"No!" John Thistle cried, darting toward the small fireplace to seize up a poker. The creature fell upon his wife, and she struggled with it. But as Thistle raised the poker above his head, he realized that the thing had crumpled, and Jane was fighting to hold it up. John dropped the poker, and helped take hold of the scarecrow-like body, walked it to the bed with her, where they laid it down. The creature gurgled up at them. Its pendulous orbs were nothing like eyes, might have been blind. Maybe it was scent that had led it here. Or mere memory. But it reached up feebly, unerringly to Jane's face and stroked her cheek.
John took hold of its other hand and sat on the edge of his bed. In this bed, they had made this creature. Their son. John watched as his wife bent over John Sadness. Her tears fell upon its tiny face and great eyes as she kissed it, one last time, on the brow. Then, with a small contented shudder, the creature died.

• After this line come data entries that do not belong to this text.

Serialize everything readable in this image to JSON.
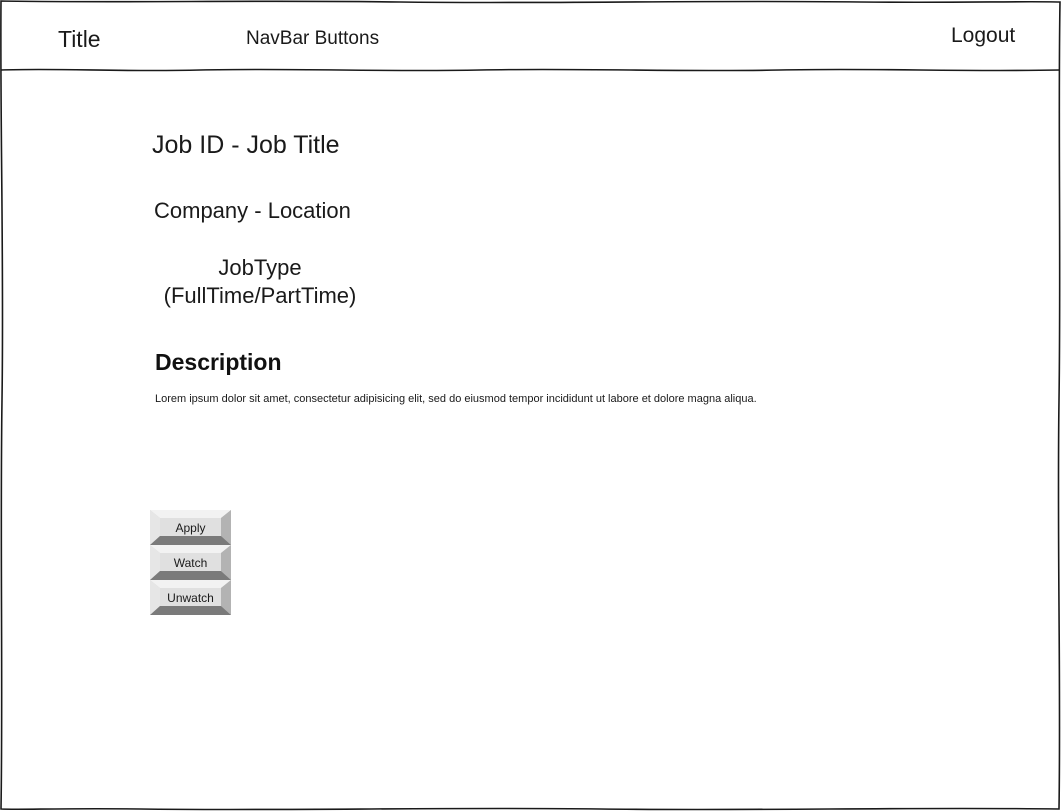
{
  "navbar": {
    "title": "Title",
    "buttons_label": "NavBar Buttons",
    "logout_label": "Logout"
  },
  "job": {
    "title_line": "Job ID - Job Title",
    "company_location": "Company - Location",
    "job_type_line1": "JobType",
    "job_type_line2": "(FullTime/PartTime)",
    "description_heading": "Description",
    "description_text": "Lorem ipsum dolor sit amet, consectetur adipisicing elit, sed do eiusmod tempor incididunt ut labore et dolore magna aliqua."
  },
  "actions": {
    "apply_label": "Apply",
    "watch_label": "Watch",
    "unwatch_label": "Unwatch"
  }
}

A dozen townspeople had perished in the battle. None of these victims had been children, however, for which the townspeople were grateful.
All of the monstrosities that had disembarked from the ship were finally slaughtered. It took several days to track down the last of them in the woods. Whether there were more aboard the ship, or back on the island, no one could tell, but the strange vessel was gone by the time anyone returned to the beach.
Sometimes Jane would stand at the spot where it had arrived, holding her husband's hand. There they would both look out across the black lake, staring at where the island must lie, as if hoping the mist would part, sunlight would beam down upon it. But it remained cloaked in its winding sheet of fog. And while most of the villagers no doubt gazed out at those waters in dread, Jane and John Thistle did so with tears in their eyes, and sad smiles on their lips.